RG: First of all, look let’s understand the impact of these lower rates on that equity market and the equity investments. Once upon a time your cost of capital was said to be 12 per cent and you had to get even higher rates than that to justify any investment. Now, the cost of capital of a big company is probably down around 7 per cent and they’re starting to recognise that. So they’re going to be looking at projects on a totally different basis. Certainly when you see earnings of a bank company or any company, you’re going to look at those earnings on a different basis because you’re looking at them in comparison with much lower interest rates. And it’s that difference that’s going to provide the activity.
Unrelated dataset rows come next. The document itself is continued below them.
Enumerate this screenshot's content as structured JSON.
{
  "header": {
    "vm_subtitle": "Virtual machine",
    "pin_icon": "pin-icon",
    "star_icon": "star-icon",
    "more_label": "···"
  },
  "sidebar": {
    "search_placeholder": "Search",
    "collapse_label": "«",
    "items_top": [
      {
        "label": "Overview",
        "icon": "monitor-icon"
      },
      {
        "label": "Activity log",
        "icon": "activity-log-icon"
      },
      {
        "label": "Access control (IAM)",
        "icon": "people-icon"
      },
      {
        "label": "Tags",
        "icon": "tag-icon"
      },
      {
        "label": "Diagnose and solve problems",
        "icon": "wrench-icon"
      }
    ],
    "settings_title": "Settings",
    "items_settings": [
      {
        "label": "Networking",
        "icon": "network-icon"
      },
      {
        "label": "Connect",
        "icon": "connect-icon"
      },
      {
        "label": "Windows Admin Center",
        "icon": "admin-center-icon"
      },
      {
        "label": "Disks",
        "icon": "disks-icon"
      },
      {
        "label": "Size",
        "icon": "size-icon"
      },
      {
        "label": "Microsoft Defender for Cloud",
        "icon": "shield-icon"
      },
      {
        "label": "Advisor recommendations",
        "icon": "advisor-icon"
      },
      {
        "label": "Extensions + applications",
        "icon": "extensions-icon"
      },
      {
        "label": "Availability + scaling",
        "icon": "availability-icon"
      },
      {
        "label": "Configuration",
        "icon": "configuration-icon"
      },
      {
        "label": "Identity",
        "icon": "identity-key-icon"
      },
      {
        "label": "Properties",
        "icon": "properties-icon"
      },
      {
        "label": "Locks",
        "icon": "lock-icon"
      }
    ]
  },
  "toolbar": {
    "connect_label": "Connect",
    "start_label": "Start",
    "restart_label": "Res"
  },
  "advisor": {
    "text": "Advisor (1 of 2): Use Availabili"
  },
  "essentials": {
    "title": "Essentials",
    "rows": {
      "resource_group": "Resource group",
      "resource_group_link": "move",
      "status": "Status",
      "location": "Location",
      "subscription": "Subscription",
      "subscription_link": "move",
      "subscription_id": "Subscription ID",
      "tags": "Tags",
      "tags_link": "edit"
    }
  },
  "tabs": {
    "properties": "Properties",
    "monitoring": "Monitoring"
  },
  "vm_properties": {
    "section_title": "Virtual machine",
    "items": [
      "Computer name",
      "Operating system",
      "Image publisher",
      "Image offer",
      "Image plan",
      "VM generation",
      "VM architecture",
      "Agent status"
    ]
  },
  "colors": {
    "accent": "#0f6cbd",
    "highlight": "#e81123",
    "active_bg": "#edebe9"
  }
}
People will say: "Oh I can buy XYZ company in a takeover situation and it makes sense to me because my capital is being priced on a wrong basis; my cost of capital is say 7 per cent. I can afford to do that." You’re already seeing in the property trust area people saying: "Ah, this company hasn’t being rerated for the new interest rates, I can buy it." And you saw GPT do that. There’s going to be more of that.
And so, in certain areas this lower interest rate situation is going to stimulate activity – simply because it’s a very big change. And it doesn’t necessarily mean that the place booms, but there’s a re-rating of equity situations. We're already seeing that. We’re seeing it now! I might add one more thing in Alan’s list of things that might go wrong. Government revenue is going to fall. And as it does, anyone who makes a big promise for the next election is telling a fib. They won’t have the money to do it.
JK: Okay. Thank you, Robert. And we might leave with one last issue which is the surplus. I just want to ask the three of you, sequentially, will they make a surplus? Robert, will they make a surplus in the budget this year?
RG: Oh, I think they’ll formally get there. They’ve got that huge telecommunications payment. They defer everything. But whether they do or they don’t, it’s done with mirrors and they’ll be pushing expenditure the next year to manage to do it. So, it’s somewhat academic.
JK: Thank you. Remarkable though that you think they'll do it. Though, Steve, do you think they’ll do it?
SB: No, I don’t think they will. I think they’re already trying to prepare the ground for an exit from the promise.
JK: Alan, you’ve been sceptical all the time. Could they actually still announce a surplus?
AK: Well, they could, but I think that Joel Fitzgibbon was given the job of flying the kite last week and, you know, I mean he was in my opinion not going rogue in saying that there shouldn’t be a deficit. I think… He’s the government whip. He was given the job of preparing us.
AK: So, I think that that’s the case. The wild card for next year, if I can just throw something in, is going to be Japan. Following their election, they could actually introduce much more stimulus in their economy, joining the currency war to an extent that they haven’t before and you could see a massive rally in the Japanese stock market in 2013.
JK: Alright. That’s something perhaps to leave on a high note. And It would be nice to do that. Alan, Steve and Robert, thank you very much and thank you for watching.
James Kirby quizzes Alan Kohler, Robert Gottliebsen and Stephen Bartholomeusz on what's in store for the markets and the economy in 2013.
– Their views on whether a federal surplus will come to pass.